START RECORDS TO USE

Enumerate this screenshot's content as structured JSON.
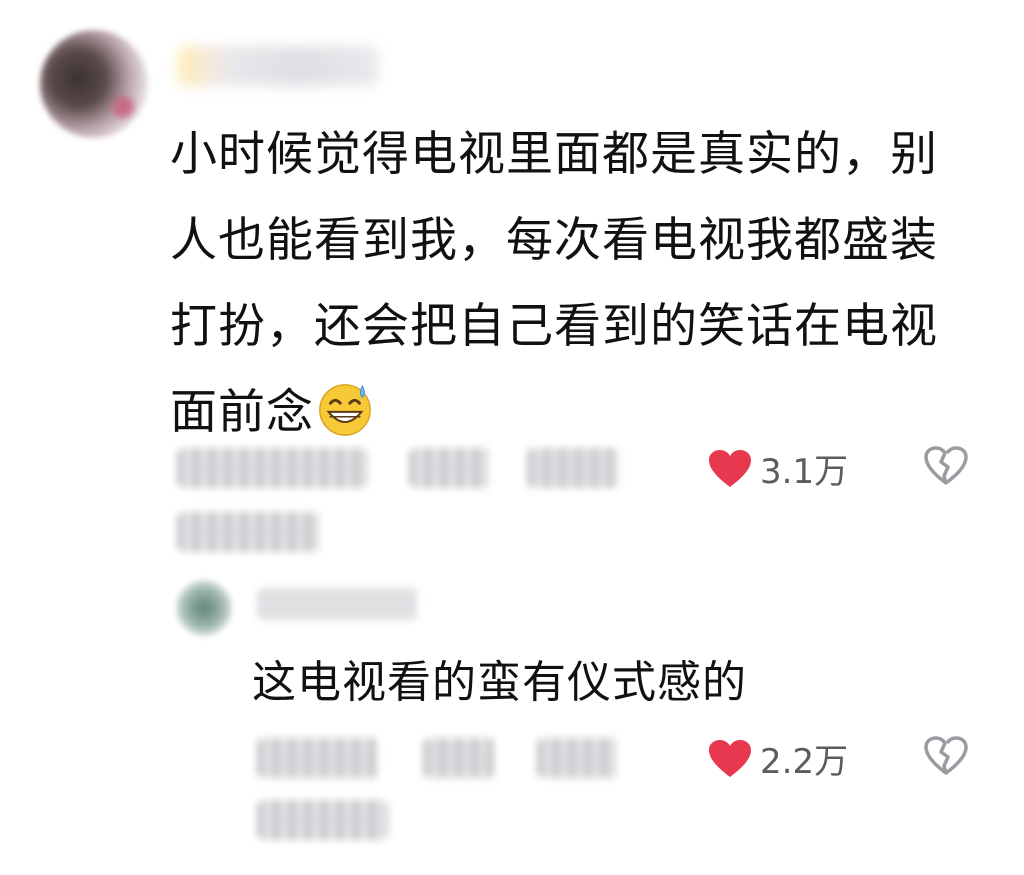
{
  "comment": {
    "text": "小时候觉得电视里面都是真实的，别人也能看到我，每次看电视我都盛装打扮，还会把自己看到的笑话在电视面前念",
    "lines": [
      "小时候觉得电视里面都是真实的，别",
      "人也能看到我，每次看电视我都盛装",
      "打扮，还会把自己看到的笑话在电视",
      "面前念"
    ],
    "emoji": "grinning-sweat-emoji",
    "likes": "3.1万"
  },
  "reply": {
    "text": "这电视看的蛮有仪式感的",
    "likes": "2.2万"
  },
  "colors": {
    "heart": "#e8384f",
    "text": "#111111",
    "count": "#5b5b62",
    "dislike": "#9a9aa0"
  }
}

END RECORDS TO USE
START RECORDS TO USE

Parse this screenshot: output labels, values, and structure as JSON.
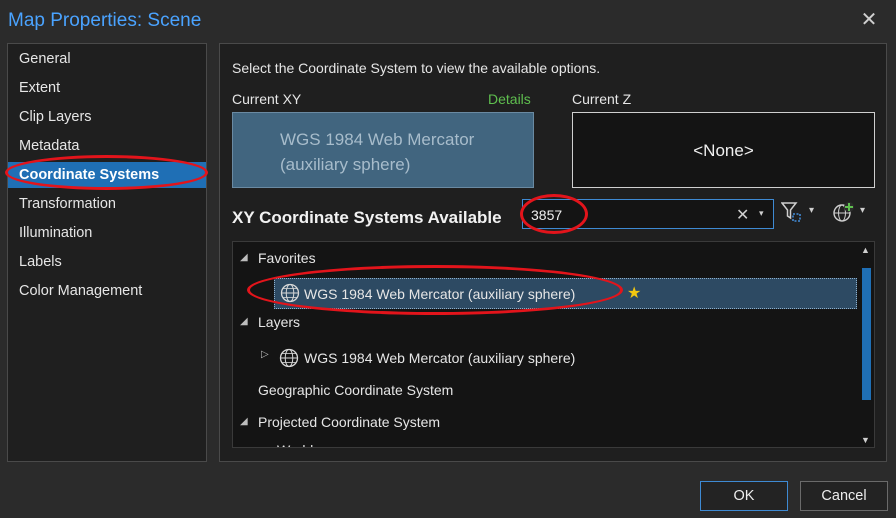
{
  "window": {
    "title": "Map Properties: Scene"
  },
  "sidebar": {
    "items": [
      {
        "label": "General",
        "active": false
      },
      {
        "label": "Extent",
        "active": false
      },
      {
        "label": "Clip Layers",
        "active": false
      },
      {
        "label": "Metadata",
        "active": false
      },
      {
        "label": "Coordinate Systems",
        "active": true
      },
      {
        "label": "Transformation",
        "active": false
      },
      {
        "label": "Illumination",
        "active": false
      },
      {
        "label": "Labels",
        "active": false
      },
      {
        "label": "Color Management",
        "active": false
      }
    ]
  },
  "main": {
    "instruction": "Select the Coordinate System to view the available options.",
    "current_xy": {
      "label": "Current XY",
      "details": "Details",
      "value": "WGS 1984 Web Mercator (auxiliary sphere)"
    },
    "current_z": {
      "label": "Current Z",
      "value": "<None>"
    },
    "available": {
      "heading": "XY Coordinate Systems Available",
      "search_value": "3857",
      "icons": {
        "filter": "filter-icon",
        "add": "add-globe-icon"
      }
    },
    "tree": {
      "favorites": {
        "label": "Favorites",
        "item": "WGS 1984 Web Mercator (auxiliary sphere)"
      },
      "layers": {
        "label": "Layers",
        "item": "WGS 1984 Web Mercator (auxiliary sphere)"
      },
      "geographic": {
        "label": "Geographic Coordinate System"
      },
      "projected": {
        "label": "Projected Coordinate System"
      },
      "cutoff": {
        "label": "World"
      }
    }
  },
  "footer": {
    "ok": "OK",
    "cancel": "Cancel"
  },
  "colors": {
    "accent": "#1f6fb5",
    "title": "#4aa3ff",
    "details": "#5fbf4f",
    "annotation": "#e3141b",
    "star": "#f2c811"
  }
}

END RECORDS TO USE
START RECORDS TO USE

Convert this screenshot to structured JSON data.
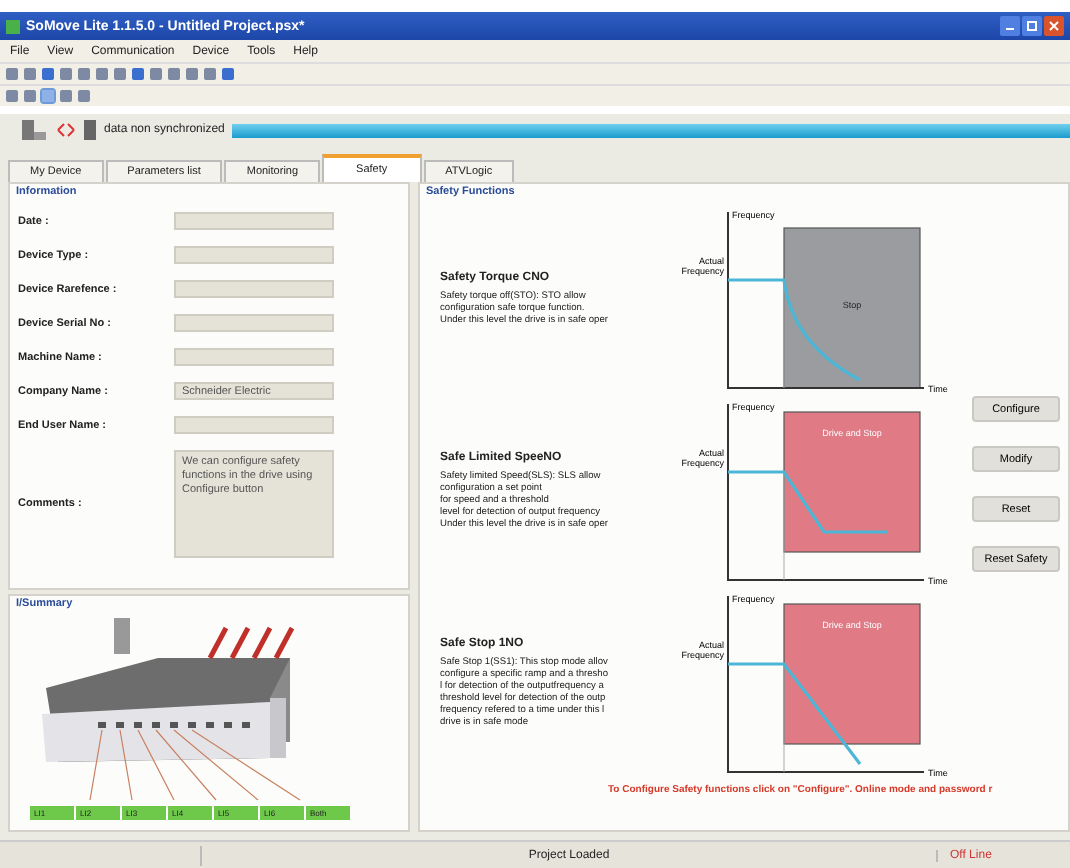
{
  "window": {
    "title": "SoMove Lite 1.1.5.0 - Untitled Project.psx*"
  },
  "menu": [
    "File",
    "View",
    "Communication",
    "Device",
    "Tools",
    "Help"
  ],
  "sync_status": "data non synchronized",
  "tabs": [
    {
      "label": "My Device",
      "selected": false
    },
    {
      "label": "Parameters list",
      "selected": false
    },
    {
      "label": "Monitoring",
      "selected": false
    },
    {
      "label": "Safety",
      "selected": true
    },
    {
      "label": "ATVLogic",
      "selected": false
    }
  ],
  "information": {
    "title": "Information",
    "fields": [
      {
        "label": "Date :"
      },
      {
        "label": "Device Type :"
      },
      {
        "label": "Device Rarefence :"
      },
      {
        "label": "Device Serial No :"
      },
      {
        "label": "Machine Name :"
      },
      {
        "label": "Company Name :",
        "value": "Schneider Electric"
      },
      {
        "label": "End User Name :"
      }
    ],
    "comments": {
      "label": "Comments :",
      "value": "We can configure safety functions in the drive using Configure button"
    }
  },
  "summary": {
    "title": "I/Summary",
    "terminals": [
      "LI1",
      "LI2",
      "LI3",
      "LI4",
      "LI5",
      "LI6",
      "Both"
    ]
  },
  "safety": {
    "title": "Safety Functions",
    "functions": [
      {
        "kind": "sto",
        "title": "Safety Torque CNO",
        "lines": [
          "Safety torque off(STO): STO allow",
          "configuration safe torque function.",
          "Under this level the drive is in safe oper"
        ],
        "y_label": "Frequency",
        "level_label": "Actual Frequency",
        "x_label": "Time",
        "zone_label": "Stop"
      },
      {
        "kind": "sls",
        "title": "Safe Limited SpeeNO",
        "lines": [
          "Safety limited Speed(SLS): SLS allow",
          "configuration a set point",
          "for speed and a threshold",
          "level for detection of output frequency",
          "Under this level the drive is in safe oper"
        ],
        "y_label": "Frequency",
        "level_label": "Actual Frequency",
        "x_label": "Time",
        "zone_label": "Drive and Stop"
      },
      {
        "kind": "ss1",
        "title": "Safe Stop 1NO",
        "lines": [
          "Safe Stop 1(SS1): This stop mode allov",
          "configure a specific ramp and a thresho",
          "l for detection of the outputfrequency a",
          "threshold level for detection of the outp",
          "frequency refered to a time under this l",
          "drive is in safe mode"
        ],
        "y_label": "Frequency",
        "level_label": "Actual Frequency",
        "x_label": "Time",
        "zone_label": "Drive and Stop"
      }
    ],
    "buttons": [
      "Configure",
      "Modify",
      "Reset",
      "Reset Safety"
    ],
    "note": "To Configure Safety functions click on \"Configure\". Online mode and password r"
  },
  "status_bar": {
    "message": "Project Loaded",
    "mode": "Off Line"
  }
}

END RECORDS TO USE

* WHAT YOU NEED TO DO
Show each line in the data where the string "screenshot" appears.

* TASK RESULT
Enumerate this screenshot's content as structured JSON.
Parse this screenshot: output labels, values, and structure as JSON.
Convert this screenshot to structured JSON data.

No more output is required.